> [Input data]:

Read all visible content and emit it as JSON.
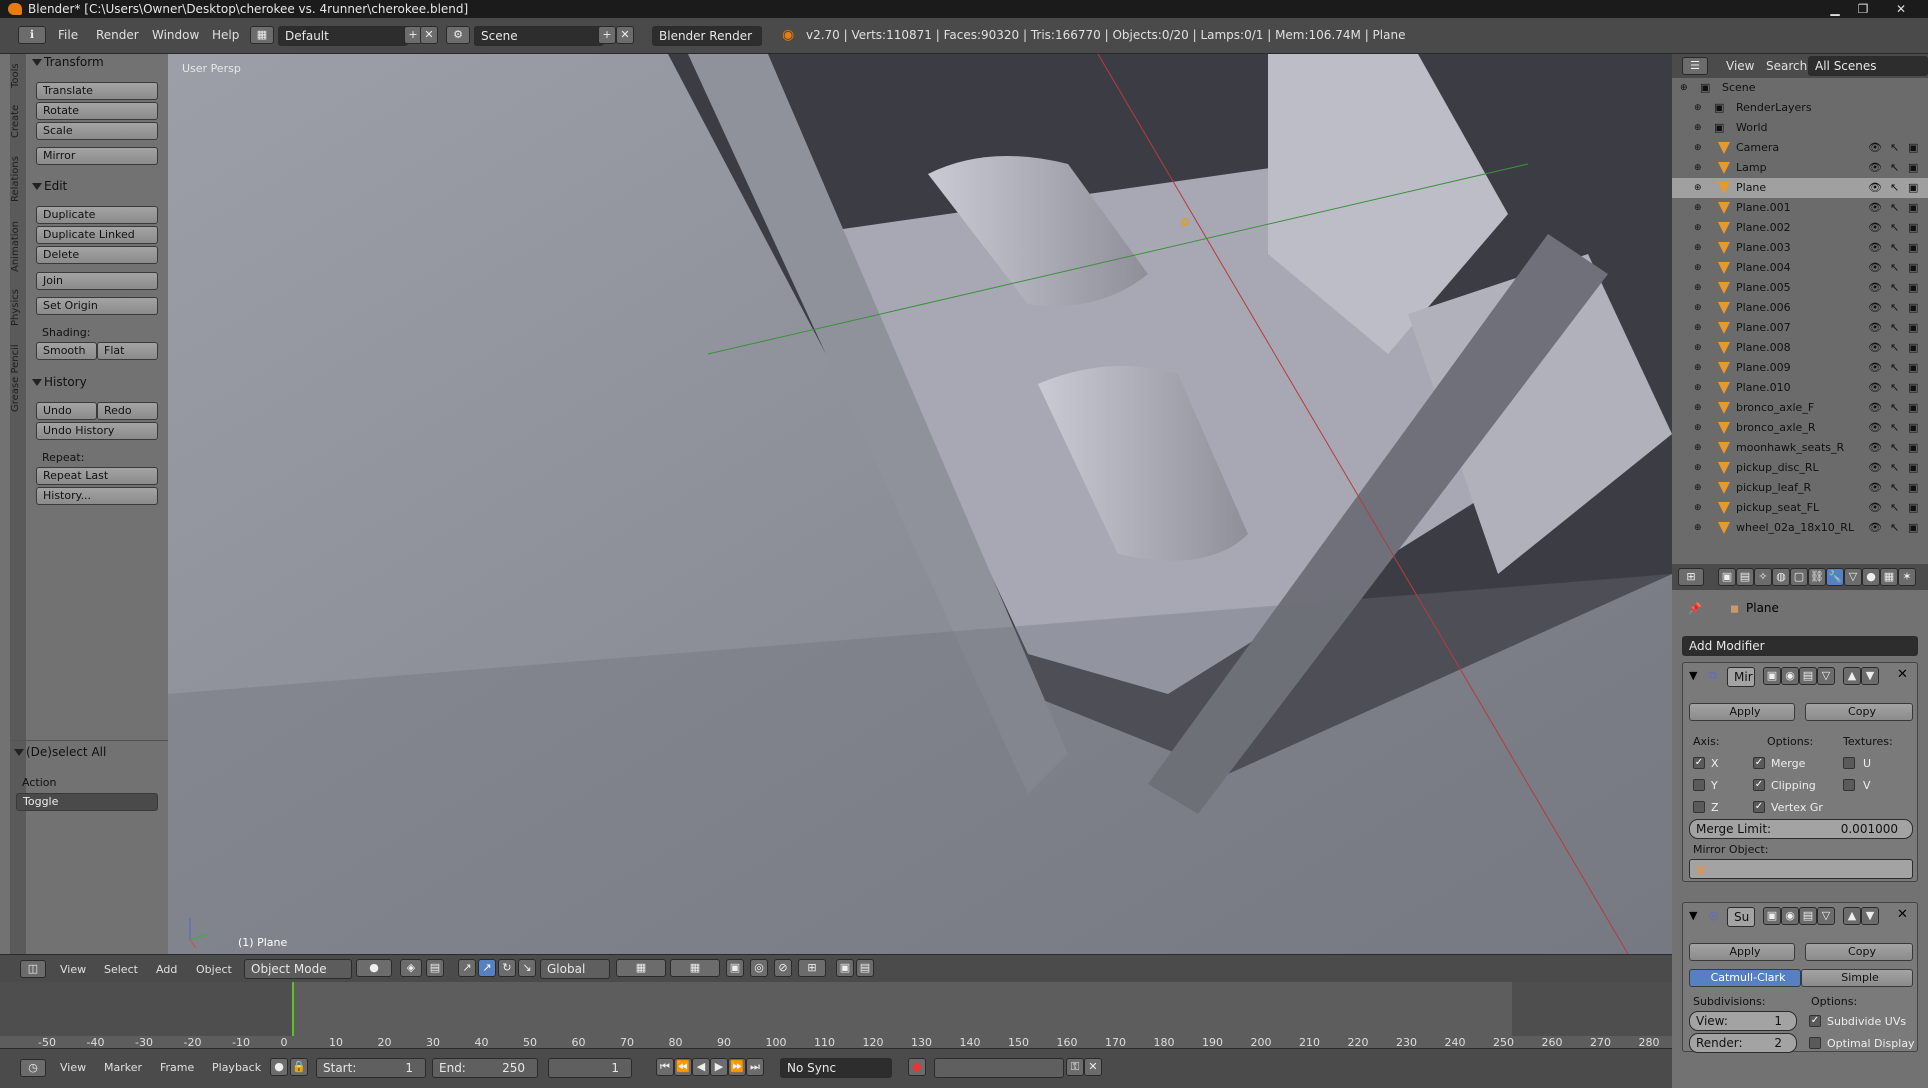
{
  "title": "Blender* [C:\\Users\\Owner\\Desktop\\cherokee vs. 4runner\\cherokee.blend]",
  "menus": [
    "File",
    "Render",
    "Window",
    "Help"
  ],
  "layout": "Default",
  "scene": "Scene",
  "engine": "Blender Render",
  "stats": "v2.70 | Verts:110871 | Faces:90320 | Tris:166770 | Objects:0/20 | Lamps:0/1 | Mem:106.74M | Plane",
  "side_tabs": [
    "Tools",
    "Create",
    "Relations",
    "Animation",
    "Physics",
    "Grease Pencil"
  ],
  "tools": {
    "transform_hdr": "Transform",
    "translate": "Translate",
    "rotate": "Rotate",
    "scale": "Scale",
    "mirror": "Mirror",
    "edit_hdr": "Edit",
    "duplicate": "Duplicate",
    "duplicate_linked": "Duplicate Linked",
    "delete": "Delete",
    "join": "Join",
    "set_origin": "Set Origin",
    "shading": "Shading:",
    "smooth": "Smooth",
    "flat": "Flat",
    "history_hdr": "History",
    "undo": "Undo",
    "redo": "Redo",
    "undo_history": "Undo History",
    "repeat": "Repeat:",
    "repeat_last": "Repeat Last",
    "history": "History..."
  },
  "operator": {
    "hdr": "(De)select All",
    "action_label": "Action",
    "action_value": "Toggle"
  },
  "viewport": {
    "persp": "User Persp",
    "object": "(1) Plane"
  },
  "vheader": {
    "menus": [
      "View",
      "Select",
      "Add",
      "Object"
    ],
    "mode": "Object Mode",
    "orientation": "Global"
  },
  "timeline": {
    "ticks": [
      "-50",
      "-40",
      "-30",
      "-20",
      "-10",
      "0",
      "10",
      "20",
      "30",
      "40",
      "50",
      "60",
      "70",
      "80",
      "90",
      "100",
      "110",
      "120",
      "130",
      "140",
      "150",
      "160",
      "170",
      "180",
      "190",
      "200",
      "210",
      "220",
      "230",
      "240",
      "250",
      "260",
      "270",
      "280"
    ],
    "menus": [
      "View",
      "Marker",
      "Frame",
      "Playback"
    ],
    "start": "Start:",
    "start_val": "1",
    "end": "End:",
    "end_val": "250",
    "current": "1",
    "sync": "No Sync"
  },
  "outliner": {
    "view": "View",
    "search": "Search",
    "scope": "All Scenes",
    "rows": [
      "Scene",
      "RenderLayers",
      "World",
      "Camera",
      "Lamp",
      "Plane",
      "Plane.001",
      "Plane.002",
      "Plane.003",
      "Plane.004",
      "Plane.005",
      "Plane.006",
      "Plane.007",
      "Plane.008",
      "Plane.009",
      "Plane.010",
      "bronco_axle_F",
      "bronco_axle_R",
      "moonhawk_seats_R",
      "pickup_disc_RL",
      "pickup_leaf_R",
      "pickup_seat_FL",
      "wheel_02a_18x10_RL"
    ]
  },
  "properties": {
    "object": "Plane",
    "add_modifier": "Add Modifier",
    "mirror": {
      "name": "Mir",
      "apply": "Apply",
      "copy": "Copy",
      "axis": "Axis:",
      "options": "Options:",
      "textures": "Textures:",
      "x": "X",
      "y": "Y",
      "z": "Z",
      "merge": "Merge",
      "clipping": "Clipping",
      "vertex": "Vertex Gr",
      "u": "U",
      "v": "V",
      "merge_limit": "Merge Limit:",
      "merge_val": "0.001000",
      "mirror_obj": "Mirror Object:"
    },
    "subsurf": {
      "name": "Su",
      "apply": "Apply",
      "copy": "Copy",
      "catmull": "Catmull-Clark",
      "simple": "Simple",
      "subdivisions": "Subdivisions:",
      "options": "Options:",
      "view": "View:",
      "view_val": "1",
      "render": "Render:",
      "render_val": "2",
      "subdivide_uvs": "Subdivide UVs",
      "optimal": "Optimal Display"
    }
  }
}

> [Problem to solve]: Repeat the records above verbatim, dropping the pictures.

> [Exercise answer]:
Read all visible content and emit it as JSON.
{
  "title": "Blender* [C:\\Users\\Owner\\Desktop\\cherokee vs. 4runner\\cherokee.blend]",
  "menus": [
    "File",
    "Render",
    "Window",
    "Help"
  ],
  "layout": "Default",
  "scene": "Scene",
  "engine": "Blender Render",
  "stats": "v2.70 | Verts:110871 | Faces:90320 | Tris:166770 | Objects:0/20 | Lamps:0/1 | Mem:106.74M | Plane",
  "side_tabs": [
    "Tools",
    "Create",
    "Relations",
    "Animation",
    "Physics",
    "Grease Pencil"
  ],
  "tools": {
    "transform_hdr": "Transform",
    "translate": "Translate",
    "rotate": "Rotate",
    "scale": "Scale",
    "mirror": "Mirror",
    "edit_hdr": "Edit",
    "duplicate": "Duplicate",
    "duplicate_linked": "Duplicate Linked",
    "delete": "Delete",
    "join": "Join",
    "set_origin": "Set Origin",
    "shading": "Shading:",
    "smooth": "Smooth",
    "flat": "Flat",
    "history_hdr": "History",
    "undo": "Undo",
    "redo": "Redo",
    "undo_history": "Undo History",
    "repeat": "Repeat:",
    "repeat_last": "Repeat Last",
    "history": "History..."
  },
  "operator": {
    "hdr": "(De)select All",
    "action_label": "Action",
    "action_value": "Toggle"
  },
  "viewport": {
    "persp": "User Persp",
    "object": "(1) Plane"
  },
  "vheader": {
    "menus": [
      "View",
      "Select",
      "Add",
      "Object"
    ],
    "mode": "Object Mode",
    "orientation": "Global"
  },
  "timeline": {
    "ticks": [
      "-50",
      "-40",
      "-30",
      "-20",
      "-10",
      "0",
      "10",
      "20",
      "30",
      "40",
      "50",
      "60",
      "70",
      "80",
      "90",
      "100",
      "110",
      "120",
      "130",
      "140",
      "150",
      "160",
      "170",
      "180",
      "190",
      "200",
      "210",
      "220",
      "230",
      "240",
      "250",
      "260",
      "270",
      "280"
    ],
    "menus": [
      "View",
      "Marker",
      "Frame",
      "Playback"
    ],
    "start": "Start:",
    "start_val": "1",
    "end": "End:",
    "end_val": "250",
    "current": "1",
    "sync": "No Sync"
  },
  "outliner": {
    "view": "View",
    "search": "Search",
    "scope": "All Scenes",
    "rows": [
      "Scene",
      "RenderLayers",
      "World",
      "Camera",
      "Lamp",
      "Plane",
      "Plane.001",
      "Plane.002",
      "Plane.003",
      "Plane.004",
      "Plane.005",
      "Plane.006",
      "Plane.007",
      "Plane.008",
      "Plane.009",
      "Plane.010",
      "bronco_axle_F",
      "bronco_axle_R",
      "moonhawk_seats_R",
      "pickup_disc_RL",
      "pickup_leaf_R",
      "pickup_seat_FL",
      "wheel_02a_18x10_RL"
    ]
  },
  "properties": {
    "object": "Plane",
    "add_modifier": "Add Modifier",
    "mirror": {
      "name": "Mir",
      "apply": "Apply",
      "copy": "Copy",
      "axis": "Axis:",
      "options": "Options:",
      "textures": "Textures:",
      "x": "X",
      "y": "Y",
      "z": "Z",
      "merge": "Merge",
      "clipping": "Clipping",
      "vertex": "Vertex Gr",
      "u": "U",
      "v": "V",
      "merge_limit": "Merge Limit:",
      "merge_val": "0.001000",
      "mirror_obj": "Mirror Object:"
    },
    "subsurf": {
      "name": "Su",
      "apply": "Apply",
      "copy": "Copy",
      "catmull": "Catmull-Clark",
      "simple": "Simple",
      "subdivisions": "Subdivisions:",
      "options": "Options:",
      "view": "View:",
      "view_val": "1",
      "render": "Render:",
      "render_val": "2",
      "subdivide_uvs": "Subdivide UVs",
      "optimal": "Optimal Display"
    }
  }
}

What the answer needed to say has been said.